- TASK DIRECTIONS -
Go through each line of the records below and count those with the word "монтажа"; give only the total.

App and web page records:
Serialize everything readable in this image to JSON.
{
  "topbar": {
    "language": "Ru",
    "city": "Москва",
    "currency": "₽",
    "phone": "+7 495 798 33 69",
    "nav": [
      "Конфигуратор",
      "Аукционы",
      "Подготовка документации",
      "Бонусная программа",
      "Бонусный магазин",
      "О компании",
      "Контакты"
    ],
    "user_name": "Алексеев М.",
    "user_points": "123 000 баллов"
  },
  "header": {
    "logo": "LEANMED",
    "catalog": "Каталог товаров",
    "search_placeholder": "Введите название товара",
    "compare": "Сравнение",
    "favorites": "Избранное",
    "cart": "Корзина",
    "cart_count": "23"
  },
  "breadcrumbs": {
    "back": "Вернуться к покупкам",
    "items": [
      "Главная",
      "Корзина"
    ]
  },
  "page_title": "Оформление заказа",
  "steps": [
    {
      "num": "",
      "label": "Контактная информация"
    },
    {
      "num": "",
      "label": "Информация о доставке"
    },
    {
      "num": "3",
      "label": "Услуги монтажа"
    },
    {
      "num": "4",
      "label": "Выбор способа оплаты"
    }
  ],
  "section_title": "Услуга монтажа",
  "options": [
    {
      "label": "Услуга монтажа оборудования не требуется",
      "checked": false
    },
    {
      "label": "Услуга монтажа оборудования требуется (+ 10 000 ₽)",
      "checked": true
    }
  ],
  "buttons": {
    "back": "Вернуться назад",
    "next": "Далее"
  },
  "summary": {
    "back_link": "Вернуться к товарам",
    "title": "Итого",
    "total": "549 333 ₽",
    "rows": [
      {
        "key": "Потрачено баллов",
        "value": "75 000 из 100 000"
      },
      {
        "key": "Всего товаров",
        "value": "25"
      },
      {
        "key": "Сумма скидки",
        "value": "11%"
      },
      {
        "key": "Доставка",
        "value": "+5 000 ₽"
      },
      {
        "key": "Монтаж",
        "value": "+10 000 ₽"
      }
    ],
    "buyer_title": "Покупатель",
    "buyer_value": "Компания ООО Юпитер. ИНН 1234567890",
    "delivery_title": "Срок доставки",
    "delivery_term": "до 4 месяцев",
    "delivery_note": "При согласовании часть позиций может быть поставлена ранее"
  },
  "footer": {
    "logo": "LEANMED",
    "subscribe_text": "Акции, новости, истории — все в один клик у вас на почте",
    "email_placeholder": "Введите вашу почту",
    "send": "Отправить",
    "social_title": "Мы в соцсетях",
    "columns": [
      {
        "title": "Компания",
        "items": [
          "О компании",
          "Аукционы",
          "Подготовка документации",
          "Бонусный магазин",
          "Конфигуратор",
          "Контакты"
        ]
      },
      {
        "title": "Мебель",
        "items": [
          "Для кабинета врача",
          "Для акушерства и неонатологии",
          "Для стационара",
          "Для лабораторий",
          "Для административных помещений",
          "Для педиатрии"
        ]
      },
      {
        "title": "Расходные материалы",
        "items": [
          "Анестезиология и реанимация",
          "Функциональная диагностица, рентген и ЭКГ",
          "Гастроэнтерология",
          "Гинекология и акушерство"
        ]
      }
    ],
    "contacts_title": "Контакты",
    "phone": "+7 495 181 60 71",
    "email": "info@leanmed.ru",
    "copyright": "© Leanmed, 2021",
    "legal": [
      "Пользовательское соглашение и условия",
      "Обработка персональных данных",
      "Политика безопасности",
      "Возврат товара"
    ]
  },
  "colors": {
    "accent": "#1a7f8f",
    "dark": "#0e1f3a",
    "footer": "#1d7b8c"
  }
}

- YOUR SOLUTION -
4